Version of Record online: 24 MAR 2014
© 2014 Wiley Periodicals, Inc.
American Journal of Medical Genetics Part A
Volume 164, Issue 5, pages 1102–1117, May 2014
How to Cite
2014. The intellectual disabilities evaluation and advice system (IDEAS): Outcome of the first 55 cases. Am J Med Genet Part A 321A:1102–1117., , , , , , .
- Issue online: 14 APR 2014
- Version of Record online: 24 MAR 2014
- Manuscript Accepted: 26 DEC 2013
- Manuscript Received: 2 OCT 2013
- intellectual disability;
- clinical assessment;
- clinical panel;
- X-linked ID;
- minor anomalies;
- normal variants
IDEAS (intellectual disabilities evaluation and advice system) provides the opportunity for physicians who are sending samples for the Greenwood Genetic Center (GGC) 92-gene X-linked intellectual disability (XLID) (formerly X-linked mental retardation) panel to have their male patient's clinical features reviewed by an experienced panel of six Clinical Geneticists. They were asked to obtain parental consent, complete a one-page information form, and provide A–P and lateral photographs. The panel members independently reviewed the material and forwarded comments about clinical features, possible diagnoses, and/or further testing for the patient. We present the results of the first 55 patients evaluated. In only a single case did all panelists agree on a non-XLID diagnosis, later proven by genetic testing. The XLID gene panel diagnosed an additional five (9%) cases, but in only two cases did one panelist suggest the correct gene, which was one of four they suggested.
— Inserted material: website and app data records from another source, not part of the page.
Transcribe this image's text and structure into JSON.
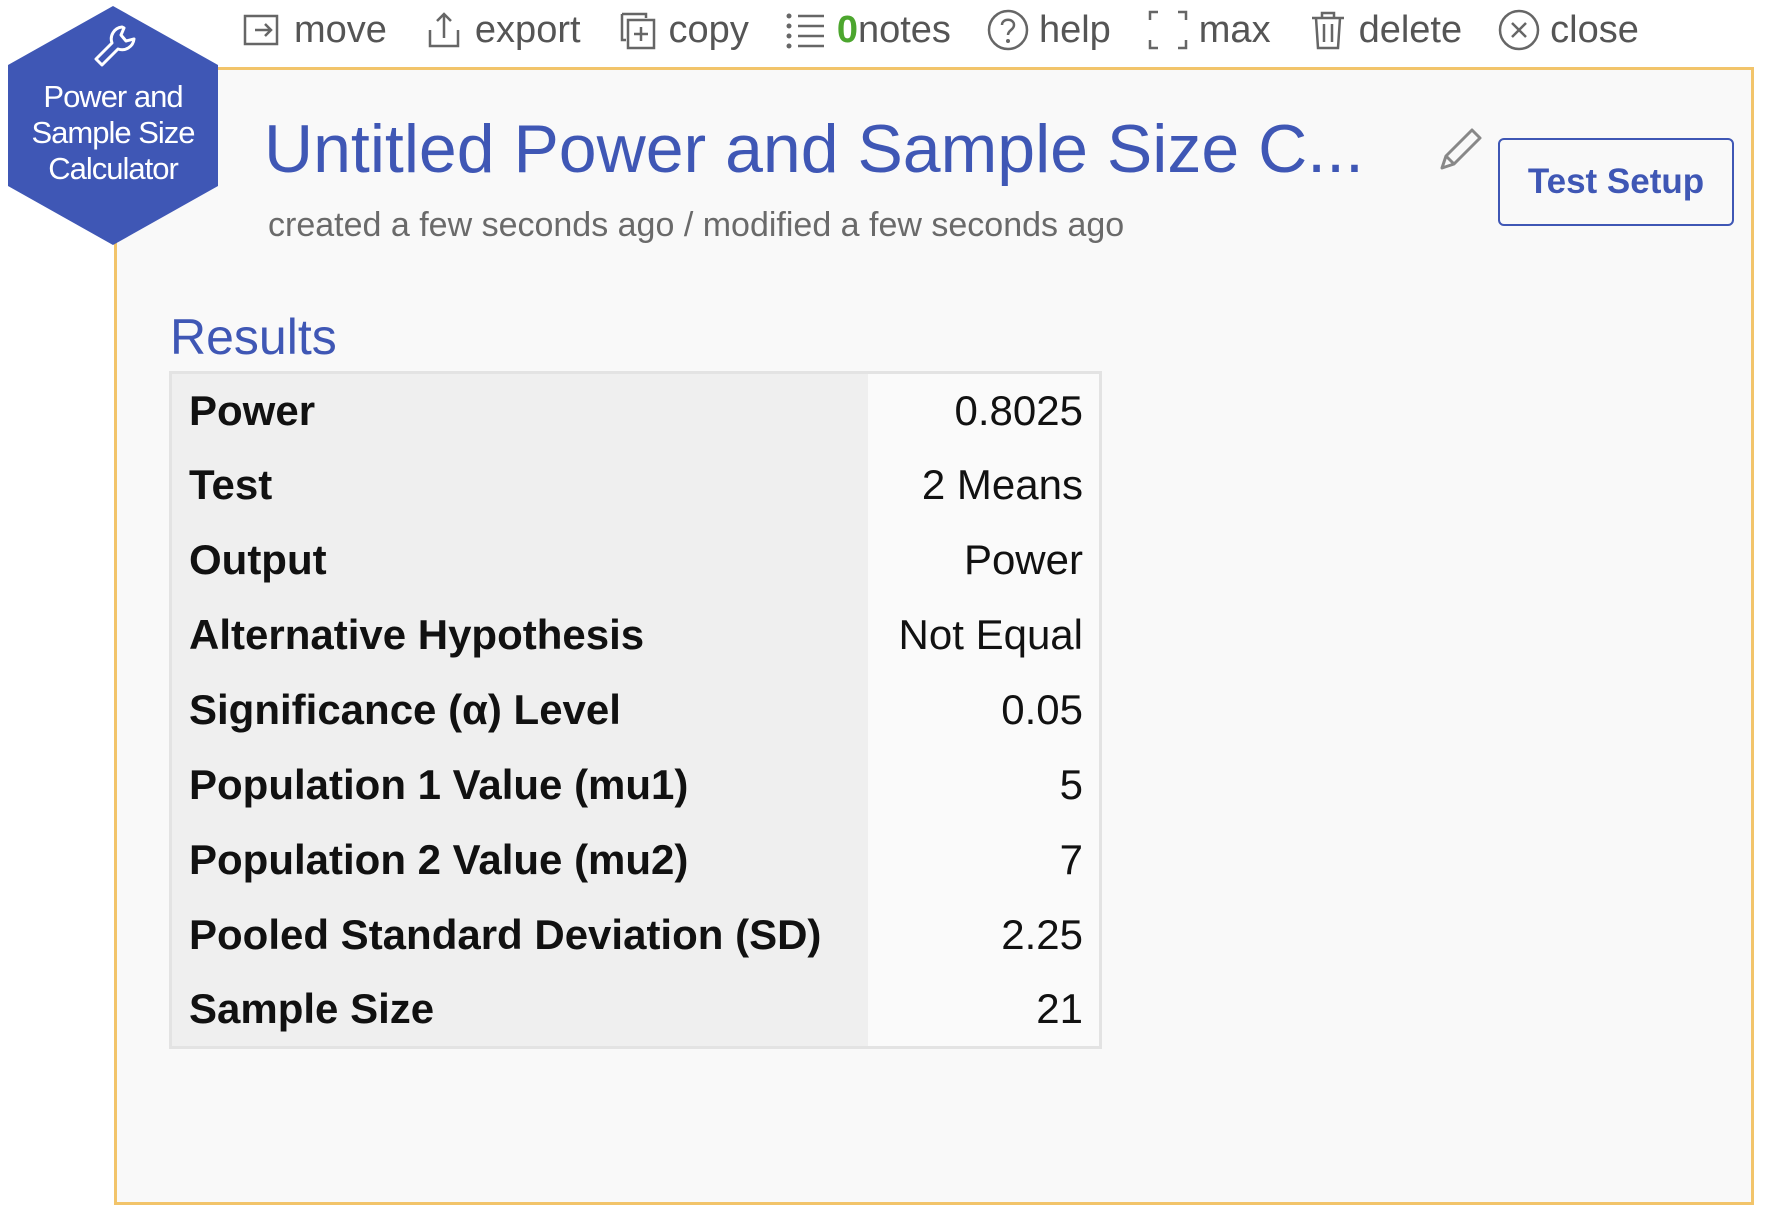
{
  "toolbar": {
    "items": [
      {
        "label": "move",
        "icon": "move-icon"
      },
      {
        "label": "export",
        "icon": "export-icon"
      },
      {
        "label": "copy",
        "icon": "copy-icon"
      },
      {
        "notes_count": "0",
        "label": "notes",
        "icon": "list-icon"
      },
      {
        "label": "help",
        "icon": "help-icon"
      },
      {
        "label": "max",
        "icon": "maximize-icon"
      },
      {
        "label": "delete",
        "icon": "trash-icon"
      },
      {
        "label": "close",
        "icon": "close-icon"
      }
    ]
  },
  "badge": {
    "label": "Power and Sample Size Calculator",
    "icon": "wrench-icon",
    "color": "#3f57b5"
  },
  "header": {
    "title": "Untitled Power and Sample Size C...",
    "subtitle": "created a few seconds ago / modified a few seconds ago",
    "setup_button": "Test Setup",
    "edit_icon": "pencil-icon"
  },
  "results": {
    "heading": "Results",
    "rows": [
      {
        "label": "Power",
        "value": "0.8025"
      },
      {
        "label": "Test",
        "value": "2 Means"
      },
      {
        "label": "Output",
        "value": "Power"
      },
      {
        "label": "Alternative Hypothesis",
        "value": "Not Equal"
      },
      {
        "label": "Significance (α) Level",
        "value": "0.05"
      },
      {
        "label": "Population 1 Value (mu1)",
        "value": "5"
      },
      {
        "label": "Population 2 Value (mu2)",
        "value": "7"
      },
      {
        "label": "Pooled Standard Deviation (SD)",
        "value": "2.25"
      },
      {
        "label": "Sample Size",
        "value": "21"
      }
    ]
  },
  "colors": {
    "accent": "#3f57b5",
    "panel_border": "#f2c46a",
    "notes_count": "#4ca62e"
  }
}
This paper examines the possible reasons for the low rate of clinical diagnosis and suggests that, while the data received were often incomplete, the most important reasons for lack of diagnoses were the source of referral and selection of patients for review. We did note that there were a number of instances where we disagreed with the submitted information as to whether the individual was dysmorphic and with the stated presence of certain physical signs, most often downslanted palpebrae and posterior ear angulation. These differences in assessment of clinical signs and the general lack of completeness and detail provided in the standard data sheet, including that regarding the extended family history, lead us to raise concerns regarding the feasibility of establishing high quality central clinical databases designed to aid in the interpretation of exomic/genomic variants. © 2014 Wiley Periodicals, Inc.